[WHAT YOU NEED TO DO] Copy out all the records exactly.

[THE DATA]

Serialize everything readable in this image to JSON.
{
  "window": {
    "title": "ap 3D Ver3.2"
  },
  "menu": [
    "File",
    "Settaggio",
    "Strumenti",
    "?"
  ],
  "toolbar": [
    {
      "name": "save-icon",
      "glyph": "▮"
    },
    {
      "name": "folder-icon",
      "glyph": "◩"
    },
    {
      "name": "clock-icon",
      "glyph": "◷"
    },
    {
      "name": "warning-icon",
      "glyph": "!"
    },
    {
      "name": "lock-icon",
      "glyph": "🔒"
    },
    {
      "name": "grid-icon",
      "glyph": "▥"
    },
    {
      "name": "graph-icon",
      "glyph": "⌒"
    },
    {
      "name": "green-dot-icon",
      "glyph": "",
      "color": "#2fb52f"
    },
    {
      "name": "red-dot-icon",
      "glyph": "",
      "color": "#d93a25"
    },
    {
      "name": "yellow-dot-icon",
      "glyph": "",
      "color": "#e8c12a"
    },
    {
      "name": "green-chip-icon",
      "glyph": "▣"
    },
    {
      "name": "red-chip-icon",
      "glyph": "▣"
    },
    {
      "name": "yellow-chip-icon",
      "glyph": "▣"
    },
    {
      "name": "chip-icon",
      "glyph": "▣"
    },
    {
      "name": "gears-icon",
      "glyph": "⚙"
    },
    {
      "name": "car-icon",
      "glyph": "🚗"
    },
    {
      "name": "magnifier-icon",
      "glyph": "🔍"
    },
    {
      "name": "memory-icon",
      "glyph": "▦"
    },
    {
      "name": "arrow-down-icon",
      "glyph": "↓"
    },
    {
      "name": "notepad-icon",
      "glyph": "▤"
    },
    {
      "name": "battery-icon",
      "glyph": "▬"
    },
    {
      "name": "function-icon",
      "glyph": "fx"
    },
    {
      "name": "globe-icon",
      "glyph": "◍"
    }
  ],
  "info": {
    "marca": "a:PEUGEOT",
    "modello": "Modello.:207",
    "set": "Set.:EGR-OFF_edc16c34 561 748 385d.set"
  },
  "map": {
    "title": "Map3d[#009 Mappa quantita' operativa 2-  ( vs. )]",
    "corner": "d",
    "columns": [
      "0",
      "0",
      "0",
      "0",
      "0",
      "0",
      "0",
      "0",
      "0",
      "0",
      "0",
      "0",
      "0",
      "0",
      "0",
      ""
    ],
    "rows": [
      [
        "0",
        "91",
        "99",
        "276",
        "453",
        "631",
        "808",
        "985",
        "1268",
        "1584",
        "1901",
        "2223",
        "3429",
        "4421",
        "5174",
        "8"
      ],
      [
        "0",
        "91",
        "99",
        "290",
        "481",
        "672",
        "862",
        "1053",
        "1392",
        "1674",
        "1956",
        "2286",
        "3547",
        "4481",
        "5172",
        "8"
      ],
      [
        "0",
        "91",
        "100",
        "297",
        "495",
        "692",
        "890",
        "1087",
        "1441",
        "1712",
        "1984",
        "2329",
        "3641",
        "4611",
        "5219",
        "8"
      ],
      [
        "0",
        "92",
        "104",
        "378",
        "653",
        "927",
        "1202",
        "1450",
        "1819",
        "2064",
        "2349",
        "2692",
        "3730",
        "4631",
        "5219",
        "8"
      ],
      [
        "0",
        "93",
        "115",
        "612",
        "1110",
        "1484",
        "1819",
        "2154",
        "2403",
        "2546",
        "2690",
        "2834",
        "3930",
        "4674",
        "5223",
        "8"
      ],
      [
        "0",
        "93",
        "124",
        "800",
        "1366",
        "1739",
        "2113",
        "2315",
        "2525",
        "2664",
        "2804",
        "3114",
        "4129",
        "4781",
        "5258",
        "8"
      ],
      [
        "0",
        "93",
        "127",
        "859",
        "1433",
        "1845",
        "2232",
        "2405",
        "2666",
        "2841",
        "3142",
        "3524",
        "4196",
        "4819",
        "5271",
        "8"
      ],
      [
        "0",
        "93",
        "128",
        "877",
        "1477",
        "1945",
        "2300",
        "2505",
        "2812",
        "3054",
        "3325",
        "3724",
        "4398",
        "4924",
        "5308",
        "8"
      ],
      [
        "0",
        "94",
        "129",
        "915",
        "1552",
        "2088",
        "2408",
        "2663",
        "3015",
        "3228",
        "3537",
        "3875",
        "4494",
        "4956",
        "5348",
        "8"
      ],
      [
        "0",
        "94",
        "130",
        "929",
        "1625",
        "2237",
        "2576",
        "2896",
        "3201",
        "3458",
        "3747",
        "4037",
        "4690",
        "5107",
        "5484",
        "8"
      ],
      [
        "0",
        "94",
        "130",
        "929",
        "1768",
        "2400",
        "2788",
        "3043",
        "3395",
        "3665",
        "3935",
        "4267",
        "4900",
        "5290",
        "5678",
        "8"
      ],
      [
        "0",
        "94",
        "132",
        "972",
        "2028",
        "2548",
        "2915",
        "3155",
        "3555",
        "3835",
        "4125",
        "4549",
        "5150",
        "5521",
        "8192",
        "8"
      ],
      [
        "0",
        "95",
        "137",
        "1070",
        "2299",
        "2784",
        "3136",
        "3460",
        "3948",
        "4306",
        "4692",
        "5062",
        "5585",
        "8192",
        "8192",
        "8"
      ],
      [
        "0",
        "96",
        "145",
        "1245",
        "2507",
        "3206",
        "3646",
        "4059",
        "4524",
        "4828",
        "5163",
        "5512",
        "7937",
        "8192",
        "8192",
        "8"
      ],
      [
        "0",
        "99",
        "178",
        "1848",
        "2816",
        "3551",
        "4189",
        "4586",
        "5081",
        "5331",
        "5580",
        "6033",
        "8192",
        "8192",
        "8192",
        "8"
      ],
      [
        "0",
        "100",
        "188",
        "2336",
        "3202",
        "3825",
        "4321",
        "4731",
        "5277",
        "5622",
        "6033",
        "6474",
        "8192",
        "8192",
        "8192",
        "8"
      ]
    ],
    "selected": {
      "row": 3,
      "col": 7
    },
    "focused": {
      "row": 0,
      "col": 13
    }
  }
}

[OUTPUT]
Serialize everything readable in this image to JSON.
{
  "window": {
    "title": "ap 3D Ver3.2"
  },
  "menu": [
    "File",
    "Settaggio",
    "Strumenti",
    "?"
  ],
  "toolbar": [
    {
      "name": "save-icon",
      "glyph": "▮"
    },
    {
      "name": "folder-icon",
      "glyph": "◩"
    },
    {
      "name": "clock-icon",
      "glyph": "◷"
    },
    {
      "name": "warning-icon",
      "glyph": "!"
    },
    {
      "name": "lock-icon",
      "glyph": "🔒"
    },
    {
      "name": "grid-icon",
      "glyph": "▥"
    },
    {
      "name": "graph-icon",
      "glyph": "⌒"
    },
    {
      "name": "green-dot-icon",
      "glyph": "",
      "color": "#2fb52f"
    },
    {
      "name": "red-dot-icon",
      "glyph": "",
      "color": "#d93a25"
    },
    {
      "name": "yellow-dot-icon",
      "glyph": "",
      "color": "#e8c12a"
    },
    {
      "name": "green-chip-icon",
      "glyph": "▣"
    },
    {
      "name": "red-chip-icon",
      "glyph": "▣"
    },
    {
      "name": "yellow-chip-icon",
      "glyph": "▣"
    },
    {
      "name": "chip-icon",
      "glyph": "▣"
    },
    {
      "name": "gears-icon",
      "glyph": "⚙"
    },
    {
      "name": "car-icon",
      "glyph": "🚗"
    },
    {
      "name": "magnifier-icon",
      "glyph": "🔍"
    },
    {
      "name": "memory-icon",
      "glyph": "▦"
    },
    {
      "name": "arrow-down-icon",
      "glyph": "↓"
    },
    {
      "name": "notepad-icon",
      "glyph": "▤"
    },
    {
      "name": "battery-icon",
      "glyph": "▬"
    },
    {
      "name": "function-icon",
      "glyph": "fx"
    },
    {
      "name": "globe-icon",
      "glyph": "◍"
    }
  ],
  "info": {
    "marca": "a:PEUGEOT",
    "modello": "Modello.:207",
    "set": "Set.:EGR-OFF_edc16c34 561 748 385d.set"
  },
  "map": {
    "title": "Map3d[#009 Mappa quantita' operativa 2-  ( vs. )]",
    "corner": "d",
    "columns": [
      "0",
      "0",
      "0",
      "0",
      "0",
      "0",
      "0",
      "0",
      "0",
      "0",
      "0",
      "0",
      "0",
      "0",
      "0",
      ""
    ],
    "rows": [
      [
        "0",
        "91",
        "99",
        "276",
        "453",
        "631",
        "808",
        "985",
        "1268",
        "1584",
        "1901",
        "2223",
        "3429",
        "4421",
        "5174",
        "8"
      ],
      [
        "0",
        "91",
        "99",
        "290",
        "481",
        "672",
        "862",
        "1053",
        "1392",
        "1674",
        "1956",
        "2286",
        "3547",
        "4481",
        "5172",
        "8"
      ],
      [
        "0",
        "91",
        "100",
        "297",
        "495",
        "692",
        "890",
        "1087",
        "1441",
        "1712",
        "1984",
        "2329",
        "3641",
        "4611",
        "5219",
        "8"
      ],
      [
        "0",
        "92",
        "104",
        "378",
        "653",
        "927",
        "1202",
        "1450",
        "1819",
        "2064",
        "2349",
        "2692",
        "3730",
        "4631",
        "5219",
        "8"
      ],
      [
        "0",
        "93",
        "115",
        "612",
        "1110",
        "1484",
        "1819",
        "2154",
        "2403",
        "2546",
        "2690",
        "2834",
        "3930",
        "4674",
        "5223",
        "8"
      ],
      [
        "0",
        "93",
        "124",
        "800",
        "1366",
        "1739",
        "2113",
        "2315",
        "2525",
        "2664",
        "2804",
        "3114",
        "4129",
        "4781",
        "5258",
        "8"
      ],
      [
        "0",
        "93",
        "127",
        "859",
        "1433",
        "1845",
        "2232",
        "2405",
        "2666",
        "2841",
        "3142",
        "3524",
        "4196",
        "4819",
        "5271",
        "8"
      ],
      [
        "0",
        "93",
        "128",
        "877",
        "1477",
        "1945",
        "2300",
        "2505",
        "2812",
        "3054",
        "3325",
        "3724",
        "4398",
        "4924",
        "5308",
        "8"
      ],
      [
        "0",
        "94",
        "129",
        "915",
        "1552",
        "2088",
        "2408",
        "2663",
        "3015",
        "3228",
        "3537",
        "3875",
        "4494",
        "4956",
        "5348",
        "8"
      ],
      [
        "0",
        "94",
        "130",
        "929",
        "1625",
        "2237",
        "2576",
        "2896",
        "3201",
        "3458",
        "3747",
        "4037",
        "4690",
        "5107",
        "5484",
        "8"
      ],
      [
        "0",
        "94",
        "130",
        "929",
        "1768",
        "2400",
        "2788",
        "3043",
        "3395",
        "3665",
        "3935",
        "4267",
        "4900",
        "5290",
        "5678",
        "8"
      ],
      [
        "0",
        "94",
        "132",
        "972",
        "2028",
        "2548",
        "2915",
        "3155",
        "3555",
        "3835",
        "4125",
        "4549",
        "5150",
        "5521",
        "8192",
        "8"
      ],
      [
        "0",
        "95",
        "137",
        "1070",
        "2299",
        "2784",
        "3136",
        "3460",
        "3948",
        "4306",
        "4692",
        "5062",
        "5585",
        "8192",
        "8192",
        "8"
      ],
      [
        "0",
        "96",
        "145",
        "1245",
        "2507",
        "3206",
        "3646",
        "4059",
        "4524",
        "4828",
        "5163",
        "5512",
        "7937",
        "8192",
        "8192",
        "8"
      ],
      [
        "0",
        "99",
        "178",
        "1848",
        "2816",
        "3551",
        "4189",
        "4586",
        "5081",
        "5331",
        "5580",
        "6033",
        "8192",
        "8192",
        "8192",
        "8"
      ],
      [
        "0",
        "100",
        "188",
        "2336",
        "3202",
        "3825",
        "4321",
        "4731",
        "5277",
        "5622",
        "6033",
        "6474",
        "8192",
        "8192",
        "8192",
        "8"
      ]
    ],
    "selected": {
      "row": 3,
      "col": 7
    },
    "focused": {
      "row": 0,
      "col": 13
    }
  }
}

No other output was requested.